Looking to bring artificial intelligence to the field of in vitro fertilization, Fujifilm has picked up a program developed by researchers at Brigham and Women’s Hospital and Massachusetts General Hospital designed to boost the procedure’s success.
Through its Irvine Scientific subsidiary, which focuses on assisted reproductive technologies and cell culture media, Fujifilm plans to offer non-exclusive licenses of the technology to other fertility companies that wish to employ AI and image-based tools in their work.
The software analyzes pictures of human embryos to help find the healthiest candidates for implantation. The technology requires no specialized imaging equipment and can be easily merged into a company’s existing workflow, according to Fujifilm.

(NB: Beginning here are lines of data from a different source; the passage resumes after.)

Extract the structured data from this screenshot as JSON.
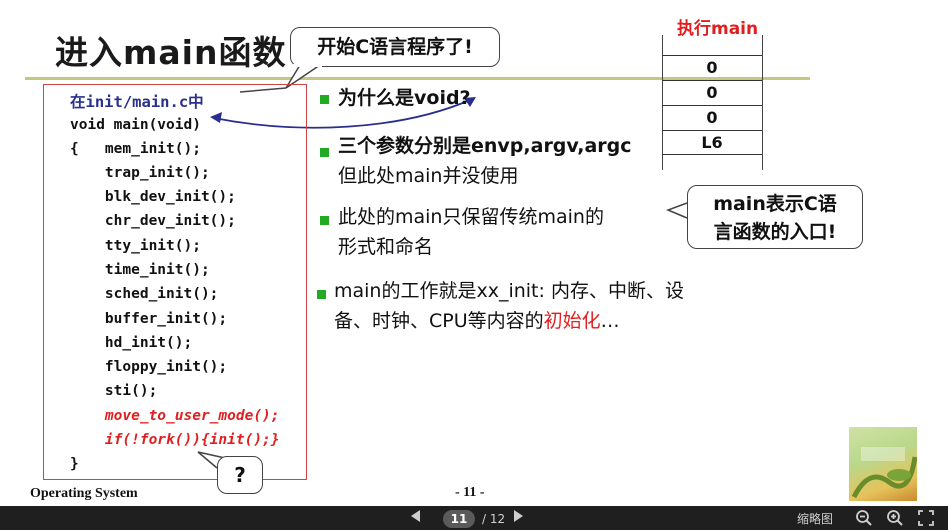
{
  "slide": {
    "title": "进入main函数",
    "callout_top": "开始C语言程序了!",
    "callout_right_line1": "main表示C语",
    "callout_right_line2": "言函数的入口!",
    "callout_question": "?"
  },
  "code": {
    "header": "在init/main.c中",
    "lines": [
      "void main(void)",
      "{   mem_init();",
      "    trap_init();",
      "    blk_dev_init();",
      "    chr_dev_init();",
      "    tty_init();",
      "    time_init();",
      "    sched_init();",
      "    buffer_init();",
      "    hd_init();",
      "    floppy_init();",
      "    sti();"
    ],
    "red_lines": [
      "    move_to_user_mode();",
      "    if(!fork()){init();}"
    ],
    "closing": "}"
  },
  "bullets": {
    "b1": "为什么是void?",
    "b2_line1": "三个参数分别是envp,argv,argc",
    "b2_line2": "但此处main并没使用",
    "b3_line1": "此处的main只保留传统main的",
    "b3_line2": "形式和命名",
    "b4_line1": "main的工作就是xx_init: 内存、中断、设",
    "b4_line2_prefix": "备、时钟、CPU等内容的",
    "b4_line2_red": "初始化",
    "b4_line2_suffix": "…"
  },
  "stack": {
    "caption": "执行main",
    "cells": [
      "0",
      "0",
      "0",
      "L6"
    ]
  },
  "footer": {
    "course": "Operating System",
    "page": "- 11 -"
  },
  "viewer": {
    "current_page": "11",
    "total": "/ 12",
    "thumbnails_label": "缩略图"
  },
  "icons": {
    "prev": "triangle-left-icon",
    "next": "triangle-right-icon",
    "zoom_out": "zoom-out-icon",
    "zoom_in": "zoom-in-icon",
    "fullscreen": "fullscreen-icon"
  },
  "colors": {
    "accent_red": "#e02020",
    "bullet_green": "#22aa22",
    "title_rule": "#c7c77e",
    "arrow_blue": "#2b2f8c"
  }
}
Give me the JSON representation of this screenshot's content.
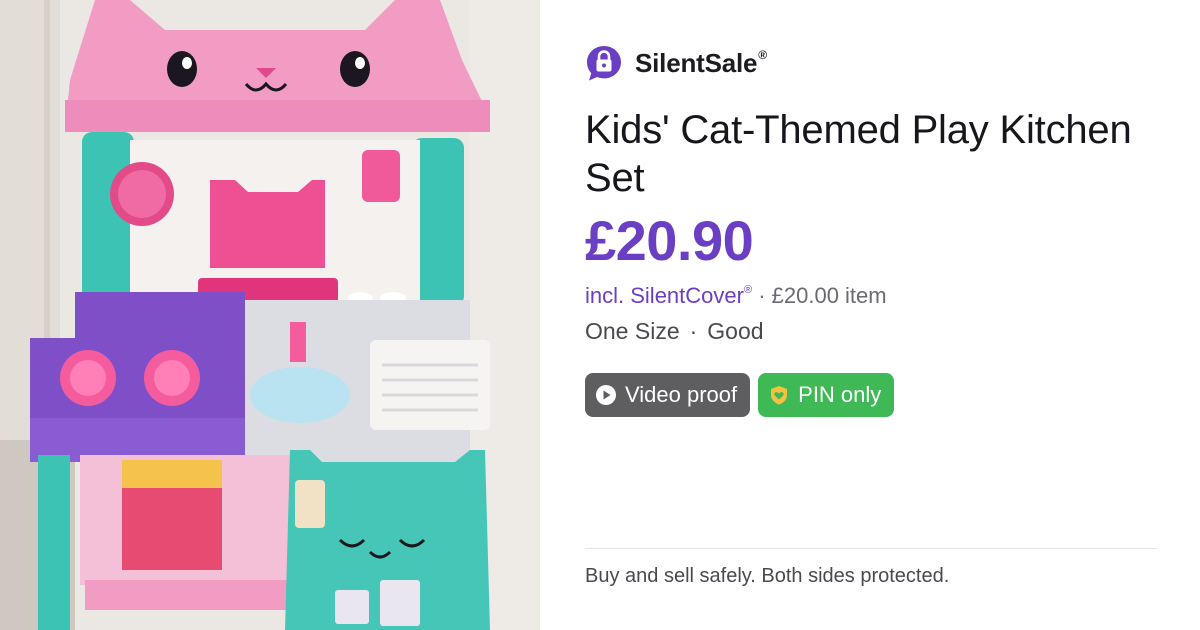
{
  "brand": {
    "name": "SilentSale",
    "reg": "®",
    "logo_icon": "padlock-speech-bubble-icon",
    "color": "#6b3fc4"
  },
  "listing": {
    "title": "Kids' Cat-Themed Play Kitchen Set",
    "price": "£20.90",
    "incl_prefix": "incl.",
    "cover_name": "SilentCover",
    "cover_reg": "®",
    "item_price_text": "· £20.00 item",
    "size": "One Size",
    "separator": "·",
    "condition": "Good"
  },
  "badges": {
    "video": {
      "label": "Video proof",
      "icon": "play-circle-icon",
      "color": "#5e5e60"
    },
    "pin": {
      "label": "PIN only",
      "icon": "heart-shield-icon",
      "color": "#3eb955"
    }
  },
  "footer": {
    "text": "Buy and sell safely. Both sides protected."
  }
}
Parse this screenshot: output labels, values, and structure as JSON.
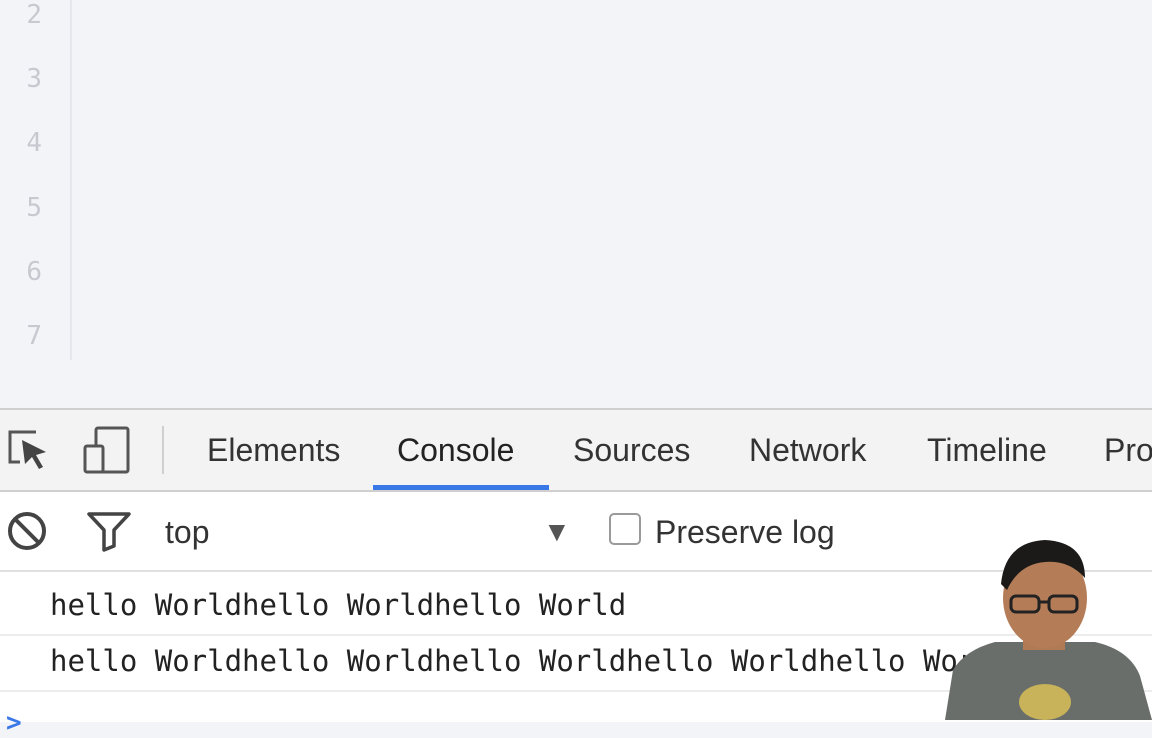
{
  "editor": {
    "line_numbers": [
      "2",
      "3",
      "4",
      "5",
      "6",
      "7"
    ]
  },
  "devtools": {
    "tabs": [
      {
        "label": "Elements",
        "active": false
      },
      {
        "label": "Console",
        "active": true
      },
      {
        "label": "Sources",
        "active": false
      },
      {
        "label": "Network",
        "active": false
      },
      {
        "label": "Timeline",
        "active": false
      },
      {
        "label": "Pro",
        "active": false
      }
    ],
    "icons": {
      "inspect": "inspect-element-icon",
      "device": "device-mode-icon",
      "clear": "clear-console-icon",
      "filter": "filter-icon"
    },
    "toolbar": {
      "context": "top",
      "preserve_log_label": "Preserve log",
      "preserve_log_checked": false
    },
    "console_output": [
      "hello Worldhello Worldhello World",
      "hello Worldhello Worldhello Worldhello Worldhello World"
    ],
    "accent_color": "#3b78e7"
  }
}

"Considering how important an IVF cycle is to the patient, each step in the process is critical,” said the software’s co-inventor Charles Bormann, the IVF laboratory director at Massachusetts General Hospital.
“Embryologists make dozens of decisions that impact the success of that cycle,” Bormann said. “With assistance from our AI system, embryologists will have a valuable tool to use in their effort to identify and select embryos with the highest chance of pregnancy."
The team of researchers previously had their work published in Nature Biomedical Engineering, showing their AI programs could work even when using low-quality images acquired from inexpensive portable microscope systems—including in evaluating human embryos, quantifying different types of sperm and diagnosing infections in blood.
"Tools to assist with embryo selection are only the beginning. Development and testing of applications to support the selection of oocytes, sperm and genetic assessment are in progress," said Steve Geimer, executive director of Fujifilm Irvine Scientific’s medical business unit. The financial terms of the deal were not disclosed.